“You okay?” I asked.
“No, I’m not. I hate this,” she replied with tears in her eyes, as she kicked her wheel into the ditch.
Today was supposed to be an easy day. Today was supposed to be downhill and little milage. Today, we were supposed to get to the Dayville Presbyterian Church early. Instead, we were changing our third flat tire of the day.
I know, I know. This is what bike touring is all about. This is “what makes us stronger”. These are the hard days that make it all worth is. It also sucks. It turns a rest day into a long drawn-out pain-in-the-butt-day.
I hadn’t patched tubes in days. And the two extra tubes that we had left were already on my bike and hers, put there at 6 a.m. and 15 minutes before. And so we sat down on the hot, windy road and started patching.
A truck, going to opposite direction pulled up. “You girls need help?”
“We’re going the other direction,” we said in unison, both trying to paste a fake smile on our exasperated faces.
“Well, that’s okay girls.” And in a haze of motion we were in his truck.
No, I don’t feel bad about hitch-hiking the last few miles to Dayville.

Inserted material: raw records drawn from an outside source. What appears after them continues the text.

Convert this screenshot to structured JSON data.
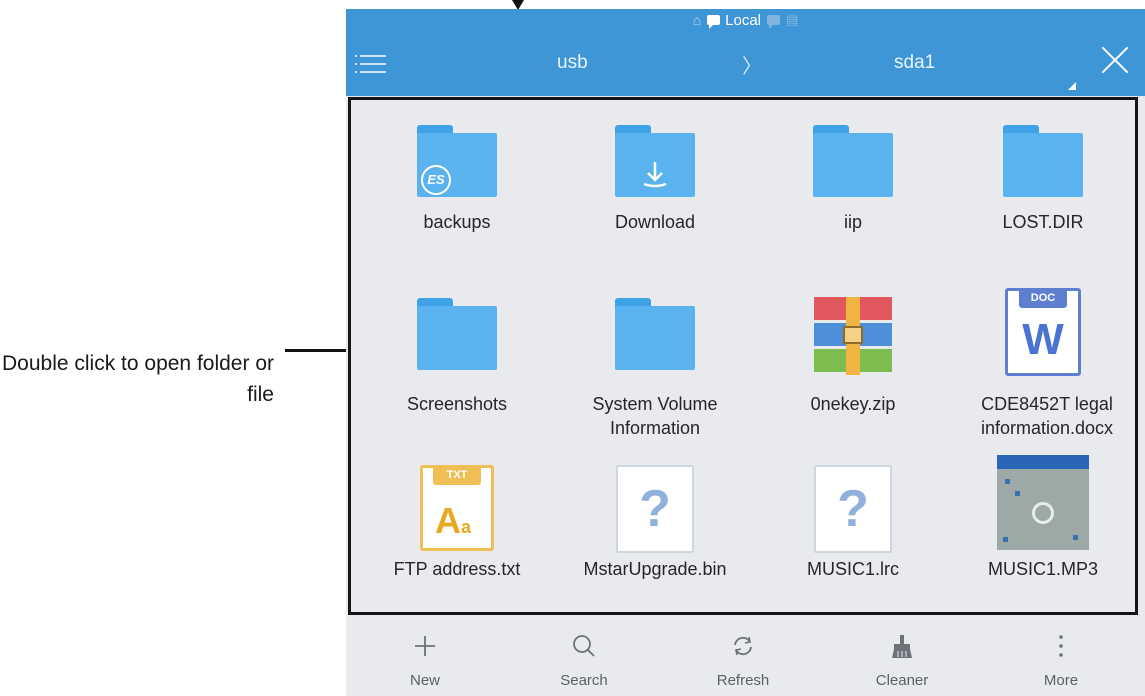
{
  "annotation": {
    "callout_text": "Double click to open folder or file"
  },
  "status_bar": {
    "home_icon": "home-icon",
    "location_label": "Local",
    "icons": [
      "chat-icon",
      "printer-icon"
    ]
  },
  "toolbar": {
    "menu_icon": "hamburger-menu-icon",
    "breadcrumb": [
      "usb",
      "sda1"
    ],
    "separator": "〉",
    "close_icon": "close-icon"
  },
  "files": [
    {
      "name": "backups",
      "type": "folder",
      "badge": "ES"
    },
    {
      "name": "Download",
      "type": "folder",
      "badge": "download-arrow-icon"
    },
    {
      "name": "iip",
      "type": "folder"
    },
    {
      "name": "LOST.DIR",
      "type": "folder"
    },
    {
      "name": "Screenshots",
      "type": "folder"
    },
    {
      "name": "System Volume Information",
      "type": "folder"
    },
    {
      "name": "0nekey.zip",
      "type": "zip"
    },
    {
      "name": "CDE8452T legal information.docx",
      "type": "doc",
      "tag": "DOC",
      "glyph": "W"
    },
    {
      "name": "FTP address.txt",
      "type": "txt",
      "tag": "TXT",
      "glyph": "A",
      "glyph_small": "a"
    },
    {
      "name": "MstarUpgrade.bin",
      "type": "unknown",
      "glyph": "?"
    },
    {
      "name": "MUSIC1.lrc",
      "type": "unknown",
      "glyph": "?"
    },
    {
      "name": "MUSIC1.MP3",
      "type": "audio-thumbnail"
    }
  ],
  "bottom_bar": [
    {
      "label": "New",
      "icon": "plus-icon"
    },
    {
      "label": "Search",
      "icon": "search-icon"
    },
    {
      "label": "Refresh",
      "icon": "refresh-icon"
    },
    {
      "label": "Cleaner",
      "icon": "broom-icon"
    },
    {
      "label": "More",
      "icon": "more-vertical-icon"
    }
  ],
  "colors": {
    "accent": "#3f96d6",
    "folder": "#5ab3ee",
    "background": "#e8eaee"
  }
}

Later that night, after we had put up with the weird guy who was also staying in the church, Melissa started to pump up the third tube of the day. I could hear the air flowing in and out of the hand pump and then suddenly, the loudest popping sound I have ever heard. I ran in the other room and saw Melissa standing with her back to the bike, her hands over her ears. And there was our fourth flat of the day. And this time, all we could do was laugh.
This stain glass window was given to the Dayville Presbyterian Church by a cyclist. Their doors are never locked; open for anyone passing by.